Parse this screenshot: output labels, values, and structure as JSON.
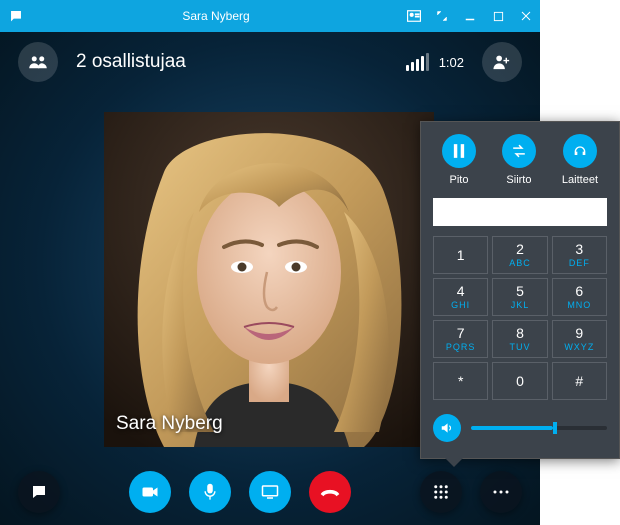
{
  "titlebar": {
    "title": "Sara Nyberg"
  },
  "topbar": {
    "participants_label": "2 osallistujaa",
    "duration": "1:02"
  },
  "video": {
    "caller_name": "Sara Nyberg"
  },
  "dialpad": {
    "actions": {
      "hold": "Pito",
      "transfer": "Siirto",
      "devices": "Laitteet"
    },
    "input_value": "",
    "keys": [
      {
        "num": "1",
        "ltr": ""
      },
      {
        "num": "2",
        "ltr": "ABC"
      },
      {
        "num": "3",
        "ltr": "DEF"
      },
      {
        "num": "4",
        "ltr": "GHI"
      },
      {
        "num": "5",
        "ltr": "JKL"
      },
      {
        "num": "6",
        "ltr": "MNO"
      },
      {
        "num": "7",
        "ltr": "PQRS"
      },
      {
        "num": "8",
        "ltr": "TUV"
      },
      {
        "num": "9",
        "ltr": "WXYZ"
      },
      {
        "num": "*",
        "ltr": ""
      },
      {
        "num": "0",
        "ltr": ""
      },
      {
        "num": "#",
        "ltr": ""
      }
    ],
    "volume_percent": 60
  },
  "colors": {
    "accent": "#00aff0",
    "danger": "#e81123",
    "panel": "#3c434b"
  }
}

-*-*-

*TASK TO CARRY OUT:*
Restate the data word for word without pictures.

*RESPONSE FOR THIS EXERCISE:*
Parse this screenshot: output labels, values, and structure as JSON.
{
  "titlebar": {
    "title": "Sara Nyberg"
  },
  "topbar": {
    "participants_label": "2 osallistujaa",
    "duration": "1:02"
  },
  "video": {
    "caller_name": "Sara Nyberg"
  },
  "dialpad": {
    "actions": {
      "hold": "Pito",
      "transfer": "Siirto",
      "devices": "Laitteet"
    },
    "input_value": "",
    "keys": [
      {
        "num": "1",
        "ltr": ""
      },
      {
        "num": "2",
        "ltr": "ABC"
      },
      {
        "num": "3",
        "ltr": "DEF"
      },
      {
        "num": "4",
        "ltr": "GHI"
      },
      {
        "num": "5",
        "ltr": "JKL"
      },
      {
        "num": "6",
        "ltr": "MNO"
      },
      {
        "num": "7",
        "ltr": "PQRS"
      },
      {
        "num": "8",
        "ltr": "TUV"
      },
      {
        "num": "9",
        "ltr": "WXYZ"
      },
      {
        "num": "*",
        "ltr": ""
      },
      {
        "num": "0",
        "ltr": ""
      },
      {
        "num": "#",
        "ltr": ""
      }
    ],
    "volume_percent": 60
  },
  "colors": {
    "accent": "#00aff0",
    "danger": "#e81123",
    "panel": "#3c434b"
  }
}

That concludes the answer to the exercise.